• **EXERCISE OBJECTIVE**:
Reproduce each record exactly. The pictures should be skipped.

• **SOURCE MATERIAL**:
○ ○ ○ ○ ○ ○ ○

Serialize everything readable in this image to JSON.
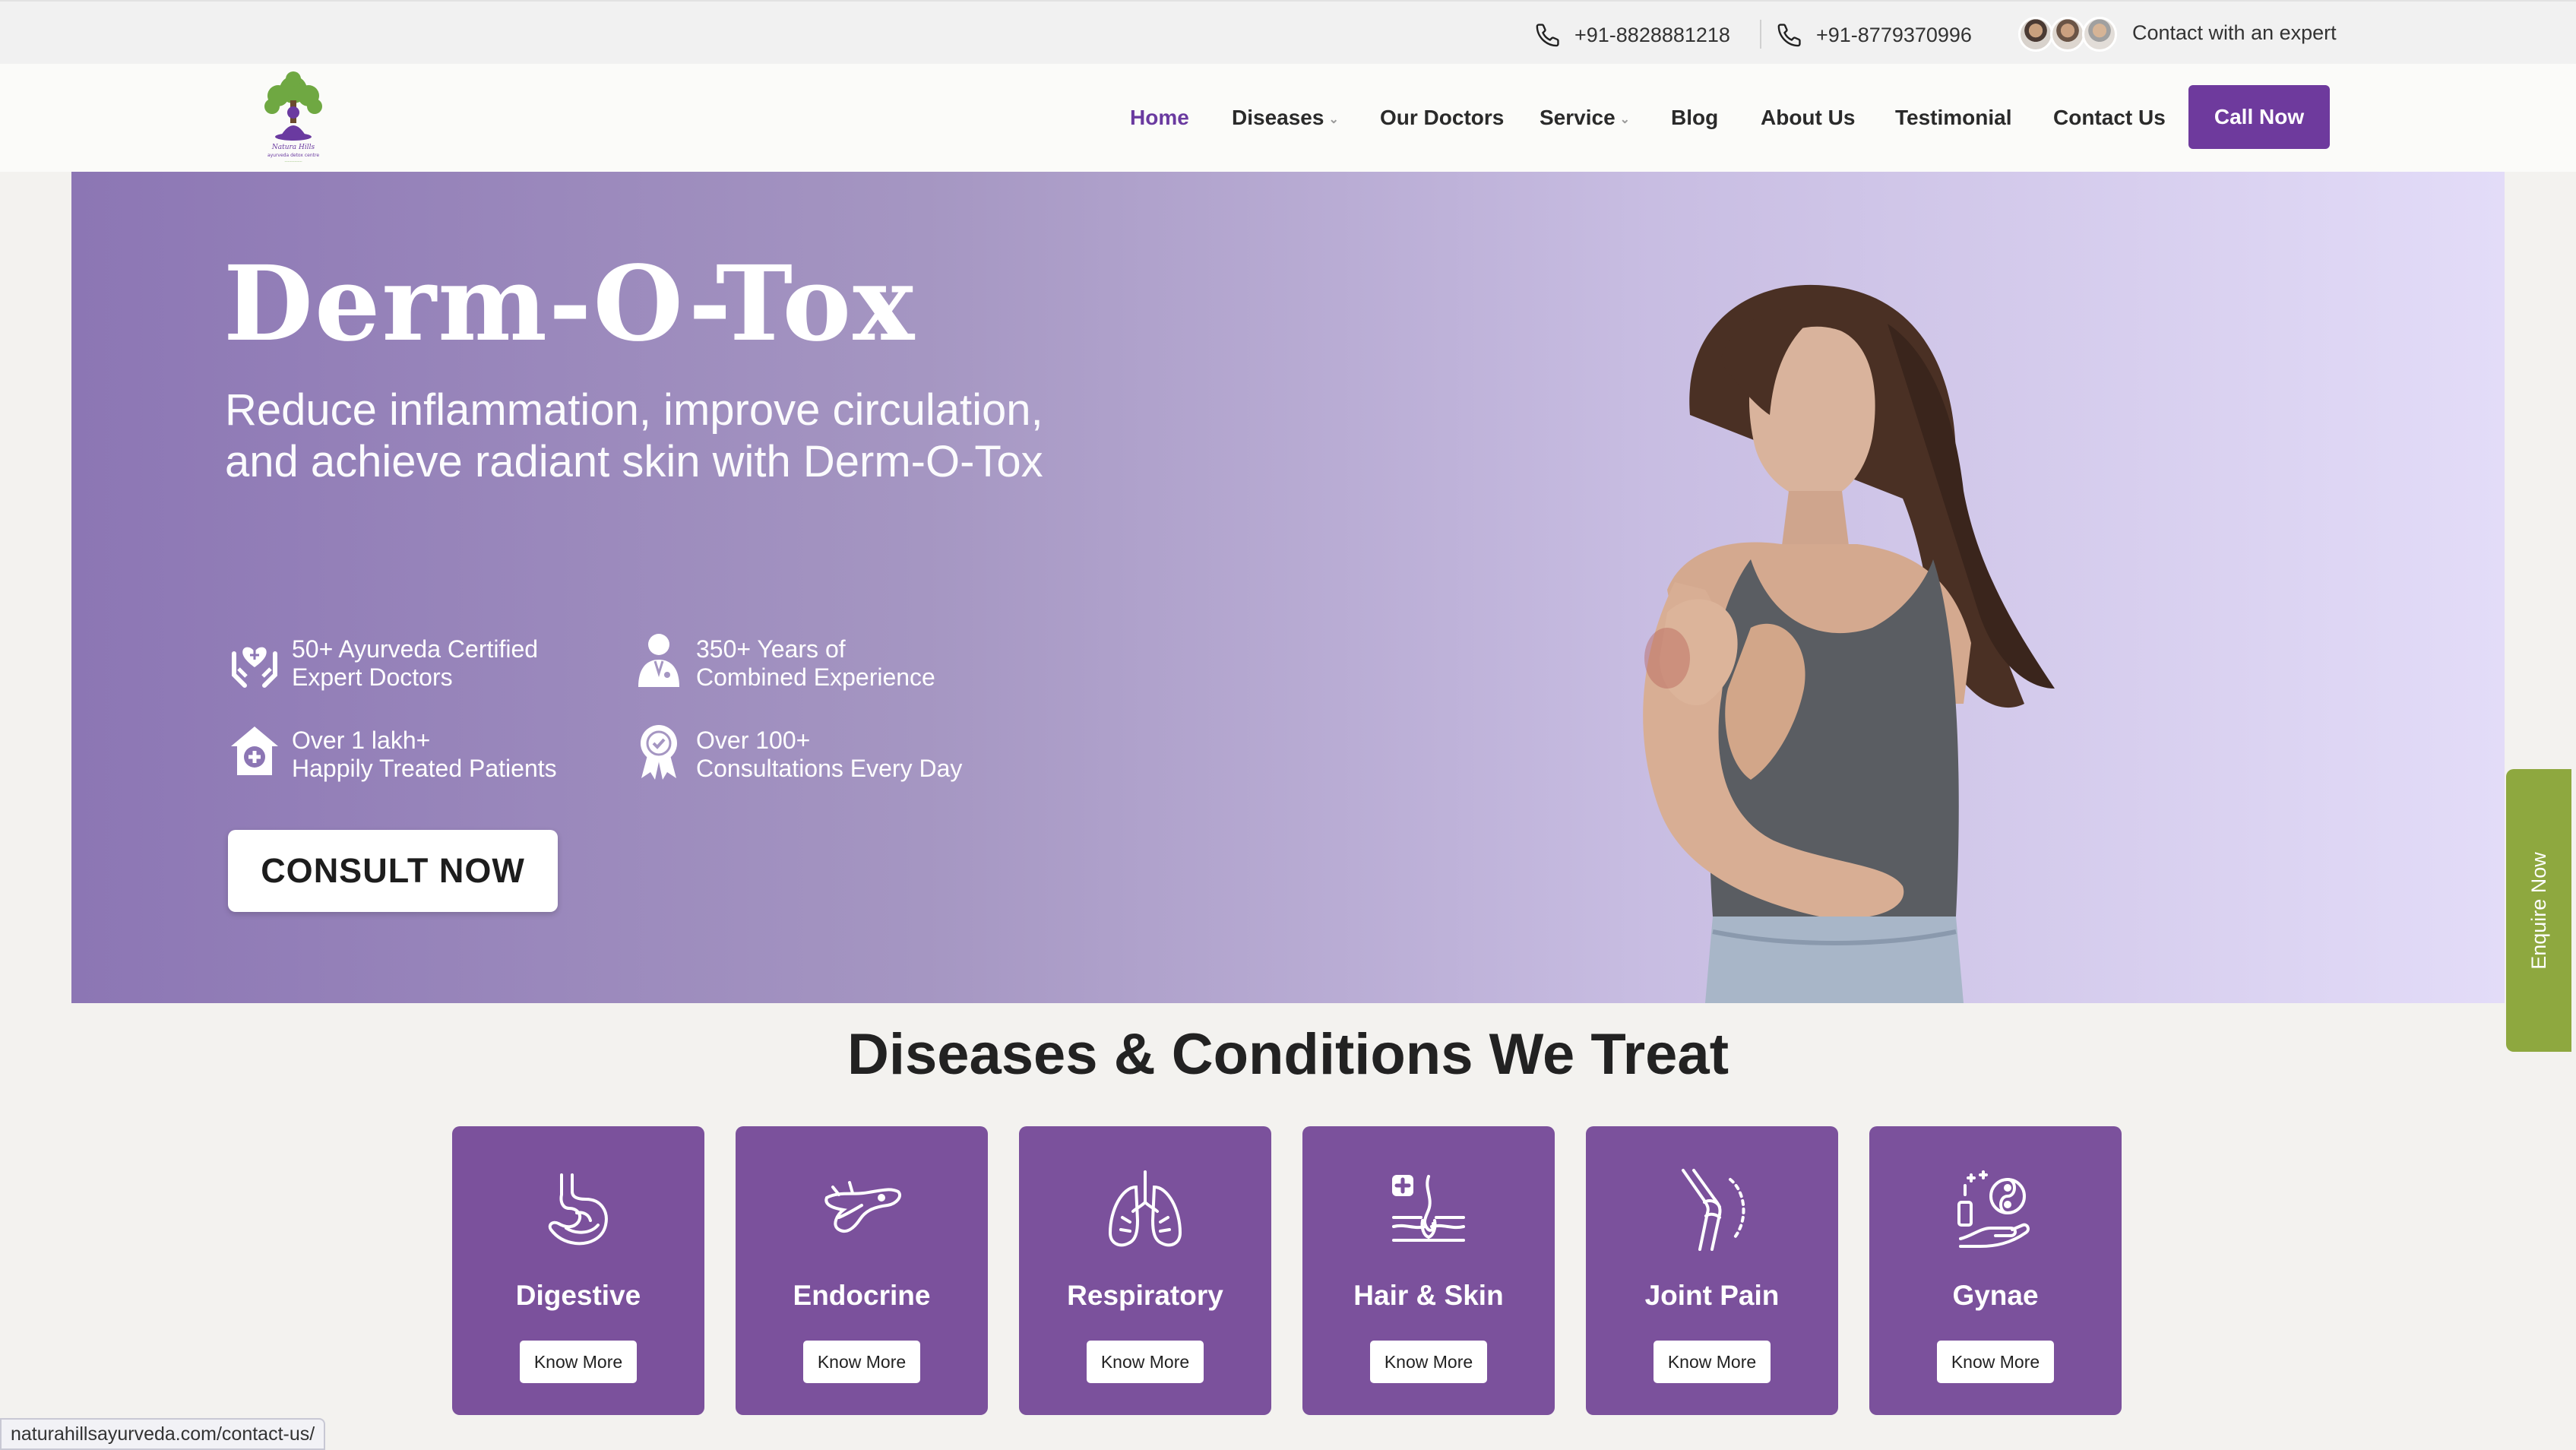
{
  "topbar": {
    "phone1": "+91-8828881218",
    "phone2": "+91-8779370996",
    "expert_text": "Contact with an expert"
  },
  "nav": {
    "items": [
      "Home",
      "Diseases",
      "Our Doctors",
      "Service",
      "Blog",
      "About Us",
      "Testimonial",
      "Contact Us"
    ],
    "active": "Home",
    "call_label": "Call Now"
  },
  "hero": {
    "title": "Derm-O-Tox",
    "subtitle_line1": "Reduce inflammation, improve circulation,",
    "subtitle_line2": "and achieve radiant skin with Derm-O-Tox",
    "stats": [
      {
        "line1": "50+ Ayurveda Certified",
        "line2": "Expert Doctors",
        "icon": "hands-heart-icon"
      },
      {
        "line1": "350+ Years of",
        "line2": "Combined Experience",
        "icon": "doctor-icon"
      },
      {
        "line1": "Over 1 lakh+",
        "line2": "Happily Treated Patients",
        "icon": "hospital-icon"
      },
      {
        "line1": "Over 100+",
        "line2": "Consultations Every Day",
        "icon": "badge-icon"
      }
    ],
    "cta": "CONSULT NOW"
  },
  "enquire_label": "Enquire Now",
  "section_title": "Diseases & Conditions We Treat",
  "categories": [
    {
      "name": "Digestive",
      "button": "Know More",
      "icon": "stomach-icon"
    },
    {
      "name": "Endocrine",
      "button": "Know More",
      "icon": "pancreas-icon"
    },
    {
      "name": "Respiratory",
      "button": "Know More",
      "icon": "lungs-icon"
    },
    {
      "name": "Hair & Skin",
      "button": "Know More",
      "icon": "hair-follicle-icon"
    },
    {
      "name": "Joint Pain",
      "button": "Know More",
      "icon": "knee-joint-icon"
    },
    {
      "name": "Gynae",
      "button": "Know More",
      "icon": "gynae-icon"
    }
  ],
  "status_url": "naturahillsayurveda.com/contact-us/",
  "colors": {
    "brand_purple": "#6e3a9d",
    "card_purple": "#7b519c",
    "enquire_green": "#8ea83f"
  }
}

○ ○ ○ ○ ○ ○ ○

• **ANSWER BELOW**:
Serialize everything readable in this image to JSON.
{
  "topbar": {
    "phone1": "+91-8828881218",
    "phone2": "+91-8779370996",
    "expert_text": "Contact with an expert"
  },
  "nav": {
    "items": [
      "Home",
      "Diseases",
      "Our Doctors",
      "Service",
      "Blog",
      "About Us",
      "Testimonial",
      "Contact Us"
    ],
    "active": "Home",
    "call_label": "Call Now"
  },
  "hero": {
    "title": "Derm-O-Tox",
    "subtitle_line1": "Reduce inflammation, improve circulation,",
    "subtitle_line2": "and achieve radiant skin with Derm-O-Tox",
    "stats": [
      {
        "line1": "50+ Ayurveda Certified",
        "line2": "Expert Doctors",
        "icon": "hands-heart-icon"
      },
      {
        "line1": "350+ Years of",
        "line2": "Combined Experience",
        "icon": "doctor-icon"
      },
      {
        "line1": "Over 1 lakh+",
        "line2": "Happily Treated Patients",
        "icon": "hospital-icon"
      },
      {
        "line1": "Over 100+",
        "line2": "Consultations Every Day",
        "icon": "badge-icon"
      }
    ],
    "cta": "CONSULT NOW"
  },
  "enquire_label": "Enquire Now",
  "section_title": "Diseases & Conditions We Treat",
  "categories": [
    {
      "name": "Digestive",
      "button": "Know More",
      "icon": "stomach-icon"
    },
    {
      "name": "Endocrine",
      "button": "Know More",
      "icon": "pancreas-icon"
    },
    {
      "name": "Respiratory",
      "button": "Know More",
      "icon": "lungs-icon"
    },
    {
      "name": "Hair & Skin",
      "button": "Know More",
      "icon": "hair-follicle-icon"
    },
    {
      "name": "Joint Pain",
      "button": "Know More",
      "icon": "knee-joint-icon"
    },
    {
      "name": "Gynae",
      "button": "Know More",
      "icon": "gynae-icon"
    }
  ],
  "status_url": "naturahillsayurveda.com/contact-us/",
  "colors": {
    "brand_purple": "#6e3a9d",
    "card_purple": "#7b519c",
    "enquire_green": "#8ea83f"
  }
}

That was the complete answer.